Five-Year Rules Application to Roth IRA Owners Older than Age 59.5

Roth IRA owners over age 59.5 frequently ask the question whether they are subject to the five-year rules. The answer is yes when it comes to the “Five-year forever” rule but no to the “Five-year 10 percent penalty” rule.

The “Five-year 10 percent penalty” rule is not applicable once an individual reaches age 59.5. But the “Five-year forever” rule could still be an issue because the rule does not disappear when an individual becomes age 59.5. The five-year holding period must still be satisfied if a Roth IRA owner wants a tax-distribution of earnings. The following example illustrates:

Example 4. Sheridan, age 73, has never owned a Roth IRA. In 2021, she converted a $300,000 traditional IRA to a Roth IRA. In early 2023, when her Roth IRA account has grown to $338,500, Sheridan withdraws the entire Roth IRA. The $300,000 of converted funds and $38,500 of accrued earnings will not be subject to a 10 percent early withdrawal penalty. This is because Sheridan is over age 59.5. However, the $38,500 of earnings will be taxable because the “Five-year forever” rule has not been satisfied.

Five-Year Application to Beneficiaries of Inherited Roth IRAs

For beneficiaries of inherited Roth IRAs, the “Five-year 10 percent penalty” rule is not applicable and therefore not an issue. Inherited IRAs are never subject to the 10 percent early withdrawal penalty regardless of the age of either the Roth IRA owner or the beneficiary.

But the “Five-year forever” rule will apply. While that is not good news, the good news is that the beneficiary can use the original Roth IRA’s owner’s “Five-Year Forever” rule. The following example illustrates:

Example 5. Bernard, age 45, inherited a Roth IRA from his mother who died in 2023. His mother had converted her $300,000 traditional IRA to a Roth IRA in 2021. The account has since grown to $372,000. If Bernard takes a total distribution of the Roth IRA during 2023, $300,000 in converted traditional funds will be distributed penalty-free, even though it has been less than five years since the funds were converted. This is because the “Five-year 10 percent penalty” rule does not apply to IRA beneficiaries. However, the “Five-year forever” rule has not been satisfied since Bernard’s mother started her Roth IRA only two years earlier in 2021. Therefore, the $72,000 of accrued Roth IRA earnings will be fully taxable.

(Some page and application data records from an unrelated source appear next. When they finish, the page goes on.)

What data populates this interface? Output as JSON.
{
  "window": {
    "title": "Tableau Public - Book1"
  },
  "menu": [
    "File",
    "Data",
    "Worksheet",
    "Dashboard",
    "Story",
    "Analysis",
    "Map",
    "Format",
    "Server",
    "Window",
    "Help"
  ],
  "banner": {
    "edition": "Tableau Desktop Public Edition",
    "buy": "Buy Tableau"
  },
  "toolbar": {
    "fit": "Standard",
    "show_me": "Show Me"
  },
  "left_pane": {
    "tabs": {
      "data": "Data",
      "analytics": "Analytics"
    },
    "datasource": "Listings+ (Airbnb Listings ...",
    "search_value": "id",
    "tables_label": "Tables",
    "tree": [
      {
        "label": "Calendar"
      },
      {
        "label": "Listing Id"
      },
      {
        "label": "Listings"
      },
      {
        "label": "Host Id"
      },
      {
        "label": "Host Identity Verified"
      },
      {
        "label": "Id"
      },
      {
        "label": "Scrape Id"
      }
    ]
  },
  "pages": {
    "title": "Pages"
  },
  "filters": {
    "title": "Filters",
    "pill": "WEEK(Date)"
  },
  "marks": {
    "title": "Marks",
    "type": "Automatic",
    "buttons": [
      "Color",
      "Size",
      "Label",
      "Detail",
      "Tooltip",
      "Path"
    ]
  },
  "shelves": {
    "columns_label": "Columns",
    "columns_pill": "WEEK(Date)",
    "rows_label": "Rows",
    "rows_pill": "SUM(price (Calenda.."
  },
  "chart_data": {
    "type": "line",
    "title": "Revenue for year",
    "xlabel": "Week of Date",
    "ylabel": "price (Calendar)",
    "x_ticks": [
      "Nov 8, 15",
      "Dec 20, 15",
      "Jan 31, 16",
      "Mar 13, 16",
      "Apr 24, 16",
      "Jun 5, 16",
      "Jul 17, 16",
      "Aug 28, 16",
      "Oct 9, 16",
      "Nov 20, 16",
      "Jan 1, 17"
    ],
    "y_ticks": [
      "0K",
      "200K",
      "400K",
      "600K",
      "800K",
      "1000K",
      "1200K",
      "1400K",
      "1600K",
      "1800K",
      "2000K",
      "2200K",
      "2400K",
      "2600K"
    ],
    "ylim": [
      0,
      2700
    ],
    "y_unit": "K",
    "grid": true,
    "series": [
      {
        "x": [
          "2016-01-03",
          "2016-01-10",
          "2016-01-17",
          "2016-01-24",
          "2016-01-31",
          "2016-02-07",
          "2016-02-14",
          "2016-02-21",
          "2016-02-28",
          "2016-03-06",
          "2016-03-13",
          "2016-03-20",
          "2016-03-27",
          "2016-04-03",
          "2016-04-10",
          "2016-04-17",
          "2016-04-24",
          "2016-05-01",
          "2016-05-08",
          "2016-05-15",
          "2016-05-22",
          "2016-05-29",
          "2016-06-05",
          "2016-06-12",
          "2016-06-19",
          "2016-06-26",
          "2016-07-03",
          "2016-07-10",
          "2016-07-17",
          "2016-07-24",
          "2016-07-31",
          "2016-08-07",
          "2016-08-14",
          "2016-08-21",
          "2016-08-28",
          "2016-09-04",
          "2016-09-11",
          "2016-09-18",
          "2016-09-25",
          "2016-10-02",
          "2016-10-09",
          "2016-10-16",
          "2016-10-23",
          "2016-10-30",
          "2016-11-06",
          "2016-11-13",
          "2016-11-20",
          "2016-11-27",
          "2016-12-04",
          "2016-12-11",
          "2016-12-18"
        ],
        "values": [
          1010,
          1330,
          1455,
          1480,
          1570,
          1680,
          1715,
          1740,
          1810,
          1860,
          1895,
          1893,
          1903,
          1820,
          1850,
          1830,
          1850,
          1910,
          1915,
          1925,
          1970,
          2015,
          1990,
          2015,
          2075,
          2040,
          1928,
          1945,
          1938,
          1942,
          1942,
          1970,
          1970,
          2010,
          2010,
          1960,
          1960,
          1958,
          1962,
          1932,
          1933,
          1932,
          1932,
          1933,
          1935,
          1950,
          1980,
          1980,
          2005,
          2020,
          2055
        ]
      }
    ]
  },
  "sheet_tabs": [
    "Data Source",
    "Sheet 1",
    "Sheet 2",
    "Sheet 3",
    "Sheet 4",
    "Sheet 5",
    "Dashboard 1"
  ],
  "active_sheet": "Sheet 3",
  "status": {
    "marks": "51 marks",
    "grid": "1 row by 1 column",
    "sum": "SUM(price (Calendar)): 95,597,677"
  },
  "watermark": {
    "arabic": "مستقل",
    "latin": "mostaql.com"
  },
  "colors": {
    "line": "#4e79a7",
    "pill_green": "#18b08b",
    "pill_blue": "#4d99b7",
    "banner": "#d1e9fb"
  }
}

The inherited Roth IRA earnings can be withdrawn tax-free only if Bernard waits until at least January 1,2026 to withdraw the accrued earnings of his inherited Roth IRA.

Spousal Roth IRA beneficiaries also must satisfy a five-year holding period. But if a spouse does a spousal rollover to their own Roth RIA, they are permitted to use the more beneficial five-year holding period on the Roth IRA inherited from deceased spouse or the five-year holding period from their own Roth IRAs.

Edward A. Zurndorfer is a CERTIFIED FINANCIAL PLANNER™ professional, Chartered Life Underwriter, Chartered Financial Consultant, Chartered Federal Employee Benefits Consultant, Certified Employees Benefits Specialist and IRS Enrolled Agent in Silver Spring, MD. Tax planning, Federal employee benefits, retirement and insurance consulting services offered through EZ Accounting and Financial Services, and EZ Federal Benefits Seminars, located at 833 Bromley Street - Suite A, Silver Spring, MD 20902-3019 and telephone number 301-681-1652. Raymond James is not affiliated with and does not endorse the opinions or services of Edward A. Zurndorfer or EZ Accounting and Financial Services. The information has been obtained from sources considered to be reliable, but we do not guarantee that the foregoing material is accurate or complete. While we are familiar with the tax provisions of the issues presented herein, as Financial Advisors of RJFS, we are not qualified to render advice on tax or legal matters. You should discuss tax or legal matters with the appropriate professional.

5-Year Rule for Roth IRAs; image: hand holding clock

5-Year Rule for Roth IRAs